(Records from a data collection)
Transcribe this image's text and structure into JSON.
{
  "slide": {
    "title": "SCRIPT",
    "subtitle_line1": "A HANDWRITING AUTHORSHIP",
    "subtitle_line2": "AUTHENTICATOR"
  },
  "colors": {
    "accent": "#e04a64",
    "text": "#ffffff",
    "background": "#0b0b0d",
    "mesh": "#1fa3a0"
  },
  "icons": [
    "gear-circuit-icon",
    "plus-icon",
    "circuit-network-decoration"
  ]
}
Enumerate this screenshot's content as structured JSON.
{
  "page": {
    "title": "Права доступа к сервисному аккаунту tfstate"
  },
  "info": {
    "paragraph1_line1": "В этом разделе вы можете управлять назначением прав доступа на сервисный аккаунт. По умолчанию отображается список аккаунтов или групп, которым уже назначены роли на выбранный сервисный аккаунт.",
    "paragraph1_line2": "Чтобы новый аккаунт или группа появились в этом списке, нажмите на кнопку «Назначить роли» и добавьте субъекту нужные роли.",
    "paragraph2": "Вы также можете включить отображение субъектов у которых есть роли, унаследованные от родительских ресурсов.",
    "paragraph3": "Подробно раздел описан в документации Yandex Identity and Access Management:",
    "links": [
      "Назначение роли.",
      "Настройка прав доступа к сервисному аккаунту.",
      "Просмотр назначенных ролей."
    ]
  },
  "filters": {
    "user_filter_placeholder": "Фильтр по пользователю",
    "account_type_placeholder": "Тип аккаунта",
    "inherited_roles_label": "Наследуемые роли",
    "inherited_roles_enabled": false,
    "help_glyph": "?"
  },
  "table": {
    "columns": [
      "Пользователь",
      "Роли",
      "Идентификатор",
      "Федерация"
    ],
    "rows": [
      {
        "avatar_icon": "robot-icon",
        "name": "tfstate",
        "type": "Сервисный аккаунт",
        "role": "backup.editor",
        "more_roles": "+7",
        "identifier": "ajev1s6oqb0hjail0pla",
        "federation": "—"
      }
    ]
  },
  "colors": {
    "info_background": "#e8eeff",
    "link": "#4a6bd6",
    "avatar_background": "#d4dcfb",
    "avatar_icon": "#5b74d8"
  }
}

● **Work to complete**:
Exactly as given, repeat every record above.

● **Response to the exercise**:
Transcribe this image's text and structure into JSON.
{
  "slide": {
    "title": "SCRIPT",
    "subtitle_line1": "A HANDWRITING AUTHORSHIP",
    "subtitle_line2": "AUTHENTICATOR"
  },
  "colors": {
    "accent": "#e04a64",
    "text": "#ffffff",
    "background": "#0b0b0d",
    "mesh": "#1fa3a0"
  },
  "icons": [
    "gear-circuit-icon",
    "plus-icon",
    "circuit-network-decoration"
  ]
}
Enumerate this screenshot's content as structured JSON.
{
  "page": {
    "title": "Права доступа к сервисному аккаунту tfstate"
  },
  "info": {
    "paragraph1_line1": "В этом разделе вы можете управлять назначением прав доступа на сервисный аккаунт. По умолчанию отображается список аккаунтов или групп, которым уже назначены роли на выбранный сервисный аккаунт.",
    "paragraph1_line2": "Чтобы новый аккаунт или группа появились в этом списке, нажмите на кнопку «Назначить роли» и добавьте субъекту нужные роли.",
    "paragraph2": "Вы также можете включить отображение субъектов у которых есть роли, унаследованные от родительских ресурсов.",
    "paragraph3": "Подробно раздел описан в документации Yandex Identity and Access Management:",
    "links": [
      "Назначение роли.",
      "Настройка прав доступа к сервисному аккаунту.",
      "Просмотр назначенных ролей."
    ]
  },
  "filters": {
    "user_filter_placeholder": "Фильтр по пользователю",
    "account_type_placeholder": "Тип аккаунта",
    "inherited_roles_label": "Наследуемые роли",
    "inherited_roles_enabled": false,
    "help_glyph": "?"
  },
  "table": {
    "columns": [
      "Пользователь",
      "Роли",
      "Идентификатор",
      "Федерация"
    ],
    "rows": [
      {
        "avatar_icon": "robot-icon",
        "name": "tfstate",
        "type": "Сервисный аккаунт",
        "role": "backup.editor",
        "more_roles": "+7",
        "identifier": "ajev1s6oqb0hjail0pla",
        "federation": "—"
      }
    ]
  },
  "colors": {
    "info_background": "#e8eeff",
    "link": "#4a6bd6",
    "avatar_background": "#d4dcfb",
    "avatar_icon": "#5b74d8"
  }
}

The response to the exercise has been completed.